DATA EXCERPTS Start Marker

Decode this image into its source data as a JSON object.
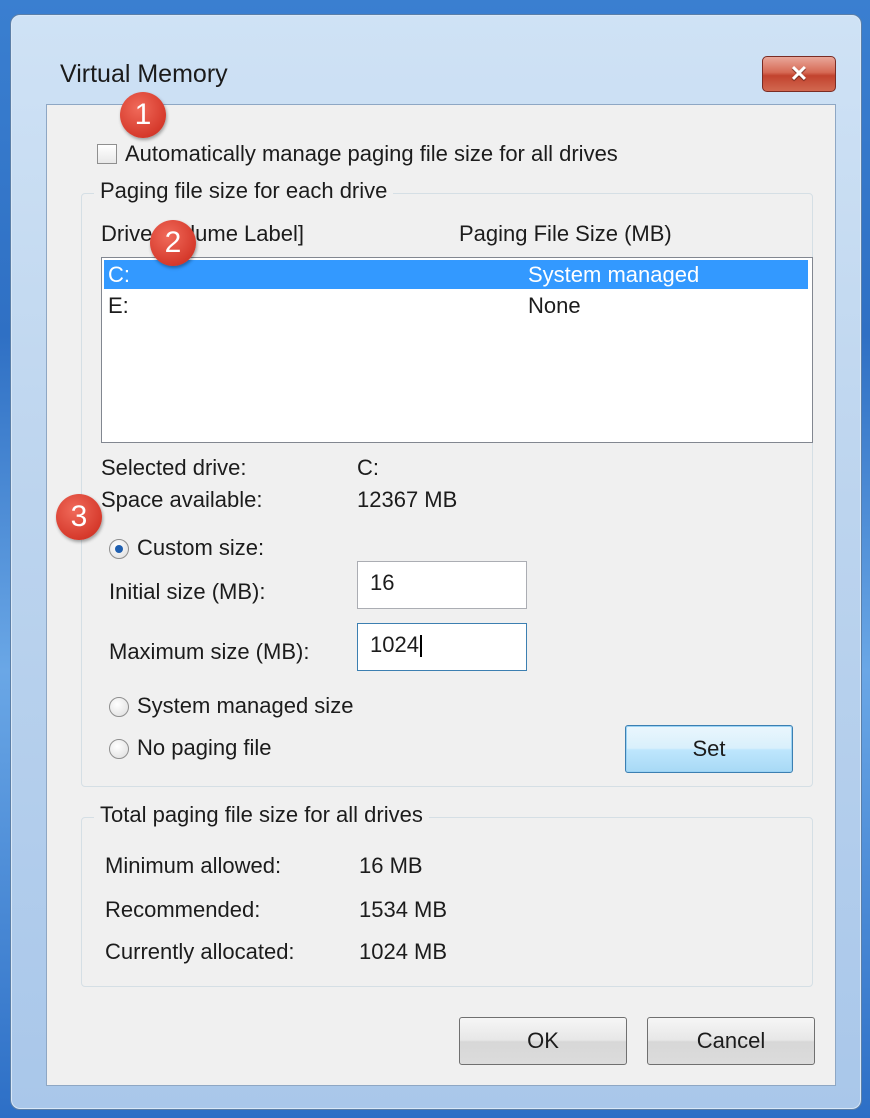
{
  "window": {
    "title": "Virtual Memory",
    "close_label": "✕"
  },
  "auto_manage": {
    "label": "Automatically manage paging file size for all drives",
    "checked": false
  },
  "paging_group": {
    "label": "Paging file size for each drive",
    "col_drive": "Drive [Volume Label]",
    "col_size": "Paging File Size (MB)",
    "rows": [
      {
        "drive": "C:",
        "size": "System managed",
        "selected": true
      },
      {
        "drive": "E:",
        "size": "None",
        "selected": false
      }
    ],
    "selected_drive_label": "Selected drive:",
    "selected_drive_value": "C:",
    "space_label": "Space available:",
    "space_value": "12367 MB",
    "custom_size_label": "Custom size:",
    "initial_label": "Initial size (MB):",
    "initial_value": "16",
    "max_label": "Maximum size (MB):",
    "max_value": "1024",
    "system_managed_label": "System managed size",
    "no_paging_label": "No paging file",
    "set_label": "Set"
  },
  "total_group": {
    "label": "Total paging file size for all drives",
    "min_label": "Minimum allowed:",
    "min_value": "16 MB",
    "rec_label": "Recommended:",
    "rec_value": "1534 MB",
    "cur_label": "Currently allocated:",
    "cur_value": "1024 MB"
  },
  "buttons": {
    "ok": "OK",
    "cancel": "Cancel"
  },
  "badges": [
    "1",
    "2",
    "3"
  ]
}
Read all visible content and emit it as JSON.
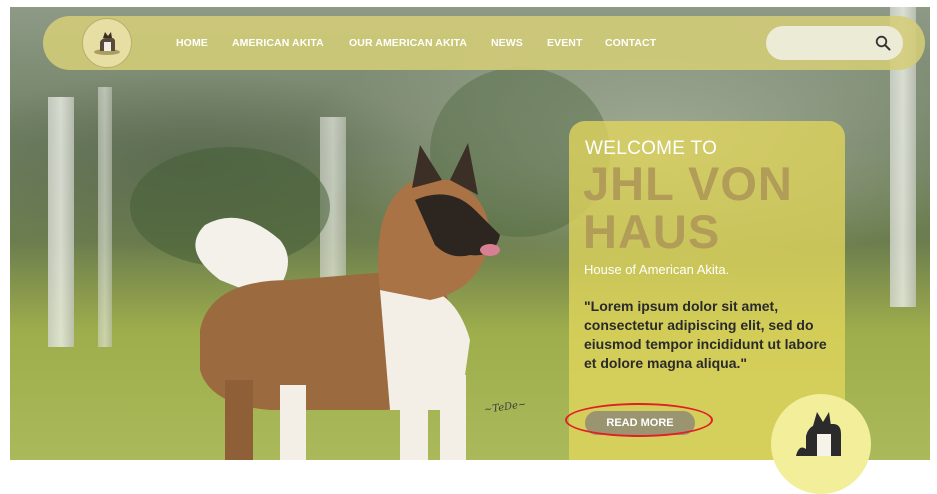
{
  "nav": {
    "items": [
      {
        "label": "HOME"
      },
      {
        "label": "AMERICAN AKITA"
      },
      {
        "label": "OUR AMERICAN AKITA"
      },
      {
        "label": "NEWS"
      },
      {
        "label": "EVENT"
      },
      {
        "label": "CONTACT"
      }
    ],
    "search": {
      "placeholder": "",
      "icon": "search-icon"
    }
  },
  "hero": {
    "welcome": "WELCOME TO",
    "brand_line1": "JHL VON",
    "brand_line2": "HAUS",
    "tagline": "House of American Akita.",
    "quote": "\"Lorem ipsum dolor sit amet, consectetur adipiscing elit, sed do eiusmod tempor incididunt ut labore et dolore magna aliqua.\"",
    "button": "READ MORE"
  },
  "colors": {
    "navbar": "#d4cd78",
    "card": "#e2d65c",
    "brand_text": "#b19c58",
    "button": "#9b9470",
    "highlight": "#e21f26"
  }
}
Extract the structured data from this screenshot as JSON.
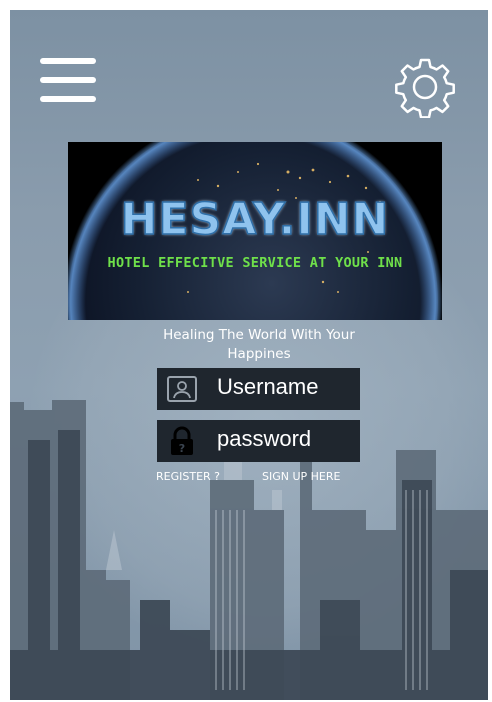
{
  "header": {
    "menu_icon": "hamburger-menu-icon",
    "settings_icon": "gear-icon"
  },
  "banner": {
    "title": "HESAY.INN",
    "subtitle": "HOTEL EFFECITVE SERVICE AT YOUR INN"
  },
  "tagline": "Healing The World With Your Happines",
  "login": {
    "username_placeholder": "Username",
    "username_icon": "user-id-icon",
    "password_placeholder": "password",
    "password_icon": "padlock-icon"
  },
  "links": {
    "register": "REGISTER ?",
    "sign_up": "SIGN UP HERE"
  },
  "colors": {
    "background": "#8a9cad",
    "field_background": "#1f262e",
    "banner_title": "#8fc3ee",
    "banner_subtitle": "#6fe04a",
    "text": "#ffffff"
  }
}
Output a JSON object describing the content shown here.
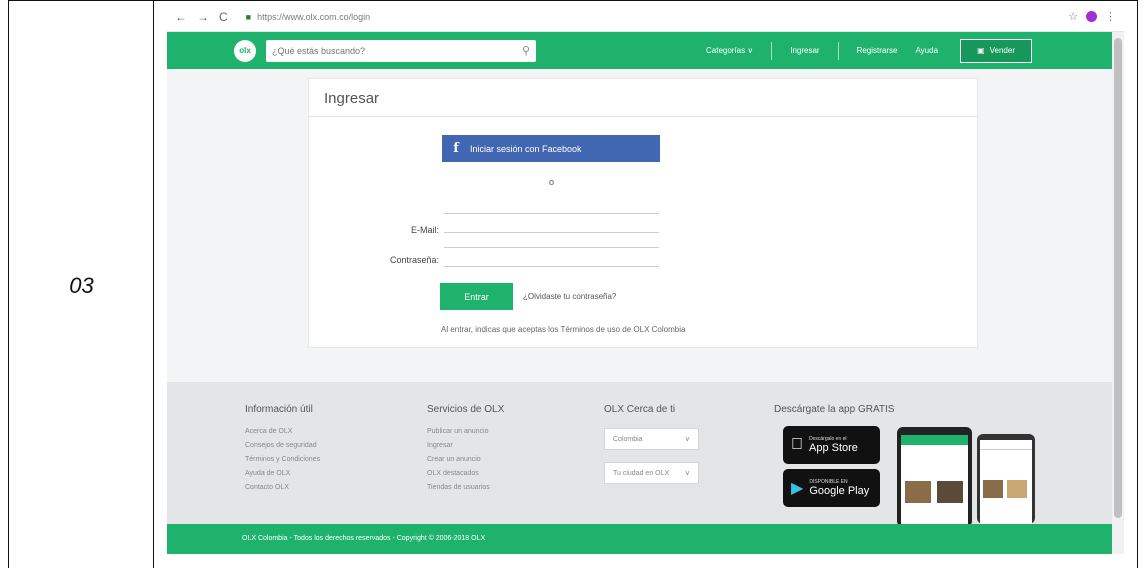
{
  "document": {
    "row_label": "03"
  },
  "browser": {
    "back": "←",
    "forward": "→",
    "reload": "C",
    "url": "https://www.olx.com.co/login",
    "star": "☆",
    "menu": "⋮"
  },
  "header": {
    "logo": "olx",
    "search_placeholder": "¿Qué estás buscando?",
    "nav": [
      "Categorías ∨",
      "Ingresar",
      "Registrarse",
      "Ayuda"
    ],
    "sell_label": "Vender"
  },
  "login": {
    "title": "Ingresar",
    "facebook_label": "Iniciar sesión con Facebook",
    "or": "o",
    "email_label": "E-Mail:",
    "password_label": "Contraseña:",
    "submit_label": "Entrar",
    "forgot": "¿Olvidaste tu contraseña?",
    "terms": "Al entrar, indicas que aceptas los Términos de uso de OLX Colombia"
  },
  "footer": {
    "col1": {
      "heading": "Información útil",
      "links": [
        "Acerca de OLX",
        "Consejos de seguridad",
        "Términos y Condiciones",
        "Ayuda de OLX",
        "Contacto OLX"
      ]
    },
    "col2": {
      "heading": "Servicios de OLX",
      "links": [
        "Publicar un anuncio",
        "Ingresar",
        "Crear un anuncio",
        "OLX destacados",
        "Tiendas de usuarios"
      ]
    },
    "col3": {
      "heading": "OLX Cerca de ti",
      "selects": [
        "Colombia",
        "Tu ciudad en OLX"
      ]
    },
    "col4": {
      "heading": "Descárgate la app GRATIS"
    },
    "appstore": {
      "small": "Descárgalo en el",
      "big": "App Store"
    },
    "googleplay": {
      "small": "DISPONIBLE EN",
      "big": "Google Play"
    },
    "copyright": "OLX Colombia - Todos los derechos reservados - Copyright © 2006-2018 OLX"
  },
  "colors": {
    "brand_green": "#1fb26c",
    "facebook_blue": "#4267b2"
  }
}
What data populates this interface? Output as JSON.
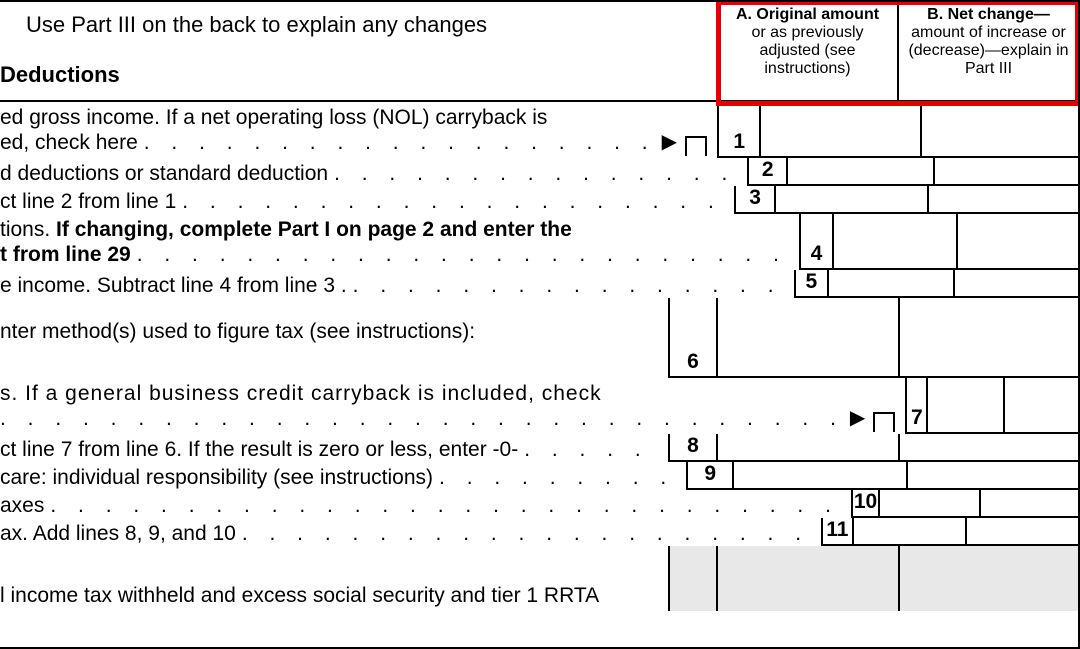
{
  "header": {
    "use_part_iii": "Use Part III on the back to explain any changes",
    "deductions_heading": " Deductions"
  },
  "columns": {
    "a": {
      "bold": "A. Original amount",
      "sub": "or as previously adjusted (see instructions)"
    },
    "b": {
      "bold": "B. Net change—",
      "sub": "amount of increase or (decrease)—explain in Part III"
    }
  },
  "lines": {
    "l1": {
      "n": "1",
      "a": "ed gross income. If a net operating loss (NOL) carryback is",
      "b": "ed, check here"
    },
    "l2": {
      "n": "2",
      "a": "d deductions or standard deduction"
    },
    "l3": {
      "n": "3",
      "a": "ct line 2 from line 1"
    },
    "l4": {
      "n": "4",
      "a": "tions.",
      "bold": "If changing, complete Part I on page 2 and enter the",
      "b": "t from line 29"
    },
    "l5": {
      "n": "5",
      "a": "e income. Subtract line 4 from line 3 ."
    },
    "method": {
      "a": "nter method(s) used to figure tax (see instructions):"
    },
    "l6": {
      "n": "6"
    },
    "l7": {
      "n": "7",
      "a": "s. If a general business credit carryback is included, check"
    },
    "l8": {
      "n": "8",
      "a": "ct line 7 from line 6. If the result is zero or less, enter -0-"
    },
    "l9": {
      "n": "9",
      "a": "care: individual responsibility (see instructions)"
    },
    "l10": {
      "n": "10",
      "a": "axes"
    },
    "l11": {
      "n": "11",
      "a": "ax. Add lines 8, 9, and 10"
    },
    "last": {
      "a": "l income tax withheld and excess social security and tier 1 RRTA"
    }
  }
}
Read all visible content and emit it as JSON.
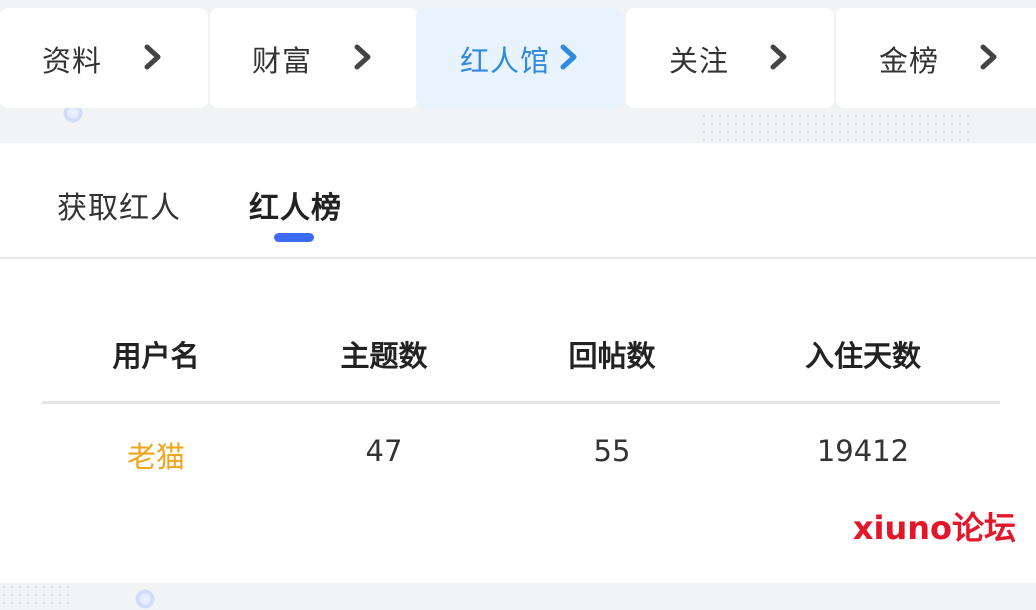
{
  "top_nav": {
    "tabs": [
      {
        "label": "资料",
        "active": false
      },
      {
        "label": "财富",
        "active": false
      },
      {
        "label": "红人馆",
        "active": true
      },
      {
        "label": "关注",
        "active": false
      },
      {
        "label": "金榜",
        "active": false
      }
    ],
    "active_color": "#2f8ae0",
    "active_bg": "#e8f3fd"
  },
  "sub_tabs": {
    "tabs": [
      {
        "label": "获取红人",
        "active": false
      },
      {
        "label": "红人榜",
        "active": true
      }
    ],
    "indicator_color": "#3b6cf3"
  },
  "table": {
    "headers": [
      "用户名",
      "主题数",
      "回帖数",
      "入住天数"
    ],
    "rows": [
      {
        "username": "老猫",
        "topics": "47",
        "replies": "55",
        "days": "19412"
      }
    ],
    "username_color": "#f0a51b"
  },
  "watermark": {
    "text": "xiuno论坛",
    "color": "#e3162a"
  }
}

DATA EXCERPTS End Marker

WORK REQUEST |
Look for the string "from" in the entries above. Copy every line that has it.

YOUR SOLUTION |
Extract the structured data from this screenshot as JSON.
      "a": "ct line 2 from line 1"
      "b": "t from line 29"
      "a": "e income. Subtract line 4 from line 3 ."
      "a": "ct line 7 from line 6. If the result is zero or less, enter -0-"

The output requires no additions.